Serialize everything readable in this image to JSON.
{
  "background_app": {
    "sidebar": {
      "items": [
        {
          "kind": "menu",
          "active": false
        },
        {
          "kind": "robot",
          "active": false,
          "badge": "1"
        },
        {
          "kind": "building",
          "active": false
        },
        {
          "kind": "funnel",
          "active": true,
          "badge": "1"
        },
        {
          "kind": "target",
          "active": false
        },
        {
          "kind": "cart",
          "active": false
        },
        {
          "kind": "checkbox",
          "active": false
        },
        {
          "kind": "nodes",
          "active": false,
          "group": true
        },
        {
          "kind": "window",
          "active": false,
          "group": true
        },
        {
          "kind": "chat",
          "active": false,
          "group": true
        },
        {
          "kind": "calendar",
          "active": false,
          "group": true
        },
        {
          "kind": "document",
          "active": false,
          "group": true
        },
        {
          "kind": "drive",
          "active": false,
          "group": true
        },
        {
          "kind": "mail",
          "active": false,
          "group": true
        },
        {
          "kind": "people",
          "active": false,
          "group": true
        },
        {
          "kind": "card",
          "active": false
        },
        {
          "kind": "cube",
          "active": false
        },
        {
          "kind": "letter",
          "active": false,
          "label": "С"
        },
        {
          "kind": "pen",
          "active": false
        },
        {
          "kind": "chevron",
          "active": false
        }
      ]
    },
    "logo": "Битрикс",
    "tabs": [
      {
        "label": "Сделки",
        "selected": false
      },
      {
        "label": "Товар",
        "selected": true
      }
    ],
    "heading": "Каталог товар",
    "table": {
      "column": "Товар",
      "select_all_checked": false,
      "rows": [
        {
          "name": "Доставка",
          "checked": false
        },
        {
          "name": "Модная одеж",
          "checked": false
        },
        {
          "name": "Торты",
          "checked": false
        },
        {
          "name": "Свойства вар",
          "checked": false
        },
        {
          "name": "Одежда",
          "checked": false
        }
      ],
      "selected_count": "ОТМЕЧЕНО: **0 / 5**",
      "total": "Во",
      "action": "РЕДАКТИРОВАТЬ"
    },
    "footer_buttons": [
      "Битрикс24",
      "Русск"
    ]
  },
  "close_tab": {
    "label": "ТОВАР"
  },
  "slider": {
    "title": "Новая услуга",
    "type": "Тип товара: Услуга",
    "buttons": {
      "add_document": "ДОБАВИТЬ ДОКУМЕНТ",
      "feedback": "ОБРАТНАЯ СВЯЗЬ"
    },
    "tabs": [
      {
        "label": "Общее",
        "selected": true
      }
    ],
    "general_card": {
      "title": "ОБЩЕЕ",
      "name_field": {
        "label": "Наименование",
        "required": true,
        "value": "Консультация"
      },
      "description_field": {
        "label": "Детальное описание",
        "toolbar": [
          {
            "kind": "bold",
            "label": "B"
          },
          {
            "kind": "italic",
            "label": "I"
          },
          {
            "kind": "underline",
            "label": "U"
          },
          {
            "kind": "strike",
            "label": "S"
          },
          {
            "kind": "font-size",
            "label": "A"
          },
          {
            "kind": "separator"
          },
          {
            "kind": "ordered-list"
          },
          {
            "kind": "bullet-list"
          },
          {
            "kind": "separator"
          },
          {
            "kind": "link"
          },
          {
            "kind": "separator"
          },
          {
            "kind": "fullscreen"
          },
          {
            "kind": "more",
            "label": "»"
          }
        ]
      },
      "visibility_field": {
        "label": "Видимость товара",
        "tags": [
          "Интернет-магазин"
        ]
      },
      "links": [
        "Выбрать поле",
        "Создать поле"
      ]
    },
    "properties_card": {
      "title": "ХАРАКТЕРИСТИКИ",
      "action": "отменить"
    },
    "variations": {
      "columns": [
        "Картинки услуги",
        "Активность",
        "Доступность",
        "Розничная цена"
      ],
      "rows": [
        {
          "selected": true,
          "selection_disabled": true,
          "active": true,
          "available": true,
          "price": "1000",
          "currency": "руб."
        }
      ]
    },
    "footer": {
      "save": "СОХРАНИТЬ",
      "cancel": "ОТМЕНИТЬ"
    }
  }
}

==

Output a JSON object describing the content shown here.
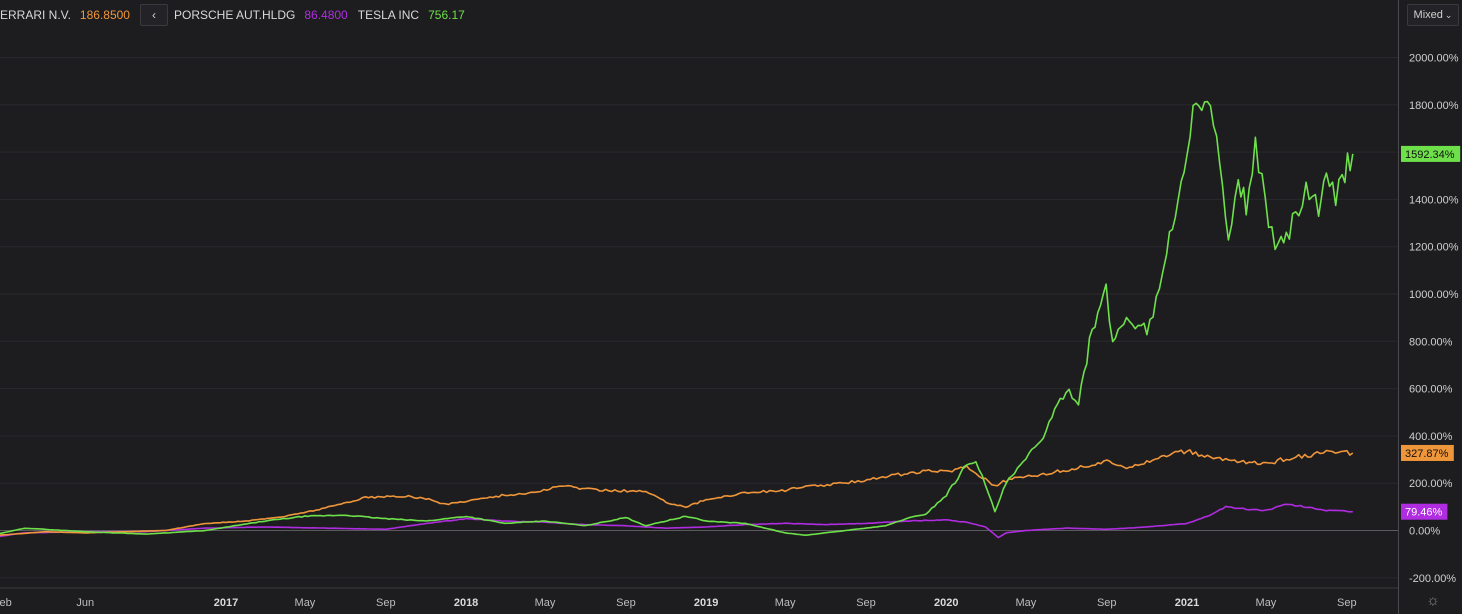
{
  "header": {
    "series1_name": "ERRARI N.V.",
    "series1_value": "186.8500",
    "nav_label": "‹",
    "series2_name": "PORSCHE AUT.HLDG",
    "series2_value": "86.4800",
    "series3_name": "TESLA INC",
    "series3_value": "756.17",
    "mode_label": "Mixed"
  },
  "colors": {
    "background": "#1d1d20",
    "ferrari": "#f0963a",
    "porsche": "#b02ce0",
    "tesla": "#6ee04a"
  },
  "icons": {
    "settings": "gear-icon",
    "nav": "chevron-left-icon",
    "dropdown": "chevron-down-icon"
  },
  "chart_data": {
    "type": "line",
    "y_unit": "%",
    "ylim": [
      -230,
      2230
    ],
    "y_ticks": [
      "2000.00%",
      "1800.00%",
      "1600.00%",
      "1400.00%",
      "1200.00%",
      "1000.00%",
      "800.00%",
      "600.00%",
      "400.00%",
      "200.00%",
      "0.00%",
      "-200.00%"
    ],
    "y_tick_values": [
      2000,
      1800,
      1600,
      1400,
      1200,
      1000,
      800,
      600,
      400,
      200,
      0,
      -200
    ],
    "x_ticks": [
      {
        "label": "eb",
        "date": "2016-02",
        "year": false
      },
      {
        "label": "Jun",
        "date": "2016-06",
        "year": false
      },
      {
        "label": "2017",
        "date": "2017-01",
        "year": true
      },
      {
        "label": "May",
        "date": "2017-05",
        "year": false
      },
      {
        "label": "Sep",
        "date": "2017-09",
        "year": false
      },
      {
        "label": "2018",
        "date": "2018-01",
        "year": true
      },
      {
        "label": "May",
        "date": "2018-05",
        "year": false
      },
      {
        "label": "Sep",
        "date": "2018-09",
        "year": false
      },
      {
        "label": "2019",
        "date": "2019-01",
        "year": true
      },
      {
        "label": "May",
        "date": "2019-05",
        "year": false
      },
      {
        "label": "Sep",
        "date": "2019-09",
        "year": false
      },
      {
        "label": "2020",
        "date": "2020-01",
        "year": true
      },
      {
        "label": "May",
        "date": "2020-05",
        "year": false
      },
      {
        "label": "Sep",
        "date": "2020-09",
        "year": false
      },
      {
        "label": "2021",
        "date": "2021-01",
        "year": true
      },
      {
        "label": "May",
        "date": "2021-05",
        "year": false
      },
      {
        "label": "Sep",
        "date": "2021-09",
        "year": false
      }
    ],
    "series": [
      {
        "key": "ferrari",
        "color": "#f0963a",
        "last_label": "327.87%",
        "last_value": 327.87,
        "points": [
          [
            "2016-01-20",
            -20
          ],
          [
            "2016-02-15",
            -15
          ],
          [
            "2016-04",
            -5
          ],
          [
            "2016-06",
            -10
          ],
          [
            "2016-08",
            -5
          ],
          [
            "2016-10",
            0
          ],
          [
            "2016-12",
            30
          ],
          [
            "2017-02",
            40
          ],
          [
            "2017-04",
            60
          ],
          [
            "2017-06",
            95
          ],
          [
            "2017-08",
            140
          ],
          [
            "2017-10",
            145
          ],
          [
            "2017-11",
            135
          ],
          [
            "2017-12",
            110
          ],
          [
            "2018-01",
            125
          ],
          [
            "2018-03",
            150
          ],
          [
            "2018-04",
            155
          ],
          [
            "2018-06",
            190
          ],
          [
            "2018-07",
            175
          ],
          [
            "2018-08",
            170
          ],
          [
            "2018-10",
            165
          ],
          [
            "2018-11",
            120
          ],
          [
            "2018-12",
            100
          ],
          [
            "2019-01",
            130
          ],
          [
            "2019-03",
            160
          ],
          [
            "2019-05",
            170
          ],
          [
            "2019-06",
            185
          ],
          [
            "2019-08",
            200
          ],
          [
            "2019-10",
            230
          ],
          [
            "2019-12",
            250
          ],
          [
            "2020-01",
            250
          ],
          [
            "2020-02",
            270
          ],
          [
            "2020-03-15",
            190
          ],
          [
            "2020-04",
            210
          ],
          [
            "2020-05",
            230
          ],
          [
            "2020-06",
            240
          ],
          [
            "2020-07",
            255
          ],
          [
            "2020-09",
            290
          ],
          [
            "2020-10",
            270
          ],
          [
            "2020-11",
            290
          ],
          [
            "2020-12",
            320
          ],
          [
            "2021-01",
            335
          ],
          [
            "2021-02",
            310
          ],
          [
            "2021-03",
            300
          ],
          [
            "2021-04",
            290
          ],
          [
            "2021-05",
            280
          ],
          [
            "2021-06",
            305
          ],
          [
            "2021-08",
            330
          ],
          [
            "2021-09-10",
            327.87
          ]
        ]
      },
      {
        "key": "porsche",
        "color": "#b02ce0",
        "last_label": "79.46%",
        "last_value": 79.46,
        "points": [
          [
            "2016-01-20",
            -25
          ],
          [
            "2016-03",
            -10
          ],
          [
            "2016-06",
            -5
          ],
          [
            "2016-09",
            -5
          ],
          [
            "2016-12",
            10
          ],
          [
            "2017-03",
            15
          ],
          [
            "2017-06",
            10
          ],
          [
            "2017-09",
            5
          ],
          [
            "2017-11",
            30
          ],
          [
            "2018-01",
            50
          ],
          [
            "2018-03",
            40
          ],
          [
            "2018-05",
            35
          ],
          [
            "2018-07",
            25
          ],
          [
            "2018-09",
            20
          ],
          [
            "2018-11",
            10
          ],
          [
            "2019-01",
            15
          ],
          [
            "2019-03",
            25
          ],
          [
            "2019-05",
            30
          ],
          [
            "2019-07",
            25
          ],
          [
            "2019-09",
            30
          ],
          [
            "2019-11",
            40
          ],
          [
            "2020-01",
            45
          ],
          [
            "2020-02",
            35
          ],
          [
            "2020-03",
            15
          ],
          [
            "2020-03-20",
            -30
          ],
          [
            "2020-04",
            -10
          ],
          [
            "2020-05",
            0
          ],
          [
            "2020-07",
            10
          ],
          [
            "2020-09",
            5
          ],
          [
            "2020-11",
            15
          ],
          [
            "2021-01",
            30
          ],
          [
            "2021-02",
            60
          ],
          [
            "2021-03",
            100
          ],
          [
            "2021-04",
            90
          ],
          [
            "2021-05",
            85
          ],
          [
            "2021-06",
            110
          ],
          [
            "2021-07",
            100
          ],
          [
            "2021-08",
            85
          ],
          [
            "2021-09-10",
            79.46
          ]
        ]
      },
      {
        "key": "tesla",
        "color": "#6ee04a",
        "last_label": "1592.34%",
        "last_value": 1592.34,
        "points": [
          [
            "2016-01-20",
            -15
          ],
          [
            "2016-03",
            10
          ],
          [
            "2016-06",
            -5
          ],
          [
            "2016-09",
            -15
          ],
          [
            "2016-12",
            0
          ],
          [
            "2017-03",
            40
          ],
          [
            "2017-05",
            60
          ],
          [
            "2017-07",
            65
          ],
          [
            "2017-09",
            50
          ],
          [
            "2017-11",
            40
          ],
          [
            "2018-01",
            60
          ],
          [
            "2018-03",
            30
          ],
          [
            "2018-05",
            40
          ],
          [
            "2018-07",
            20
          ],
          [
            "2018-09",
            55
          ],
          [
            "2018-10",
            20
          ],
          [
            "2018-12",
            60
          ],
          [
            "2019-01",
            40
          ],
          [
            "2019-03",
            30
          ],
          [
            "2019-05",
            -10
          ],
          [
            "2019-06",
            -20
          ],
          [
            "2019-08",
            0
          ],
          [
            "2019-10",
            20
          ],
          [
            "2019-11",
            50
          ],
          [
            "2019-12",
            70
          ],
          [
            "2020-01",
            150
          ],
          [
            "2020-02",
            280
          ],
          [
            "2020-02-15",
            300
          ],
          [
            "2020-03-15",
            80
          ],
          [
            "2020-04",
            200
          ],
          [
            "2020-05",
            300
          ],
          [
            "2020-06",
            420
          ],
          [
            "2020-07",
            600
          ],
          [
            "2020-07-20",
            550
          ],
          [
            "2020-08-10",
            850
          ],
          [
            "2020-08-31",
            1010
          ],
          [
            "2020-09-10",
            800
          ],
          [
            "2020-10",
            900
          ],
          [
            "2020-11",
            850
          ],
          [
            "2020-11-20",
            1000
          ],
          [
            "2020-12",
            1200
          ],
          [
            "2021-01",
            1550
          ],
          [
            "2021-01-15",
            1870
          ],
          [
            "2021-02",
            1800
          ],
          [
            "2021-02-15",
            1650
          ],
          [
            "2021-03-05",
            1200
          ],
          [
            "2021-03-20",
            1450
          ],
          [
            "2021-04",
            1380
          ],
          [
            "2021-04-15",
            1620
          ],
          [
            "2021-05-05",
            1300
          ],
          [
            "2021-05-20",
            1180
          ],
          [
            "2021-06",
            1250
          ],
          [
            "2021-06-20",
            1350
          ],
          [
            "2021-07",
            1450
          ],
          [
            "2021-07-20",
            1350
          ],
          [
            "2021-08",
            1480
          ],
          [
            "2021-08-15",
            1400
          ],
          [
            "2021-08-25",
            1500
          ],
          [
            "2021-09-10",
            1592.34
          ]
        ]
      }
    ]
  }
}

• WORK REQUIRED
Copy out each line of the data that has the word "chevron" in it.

• SOLUTION
          "kind": "chevron",
    "nav": "chevron-left-icon",
    "dropdown": "chevron-down-icon"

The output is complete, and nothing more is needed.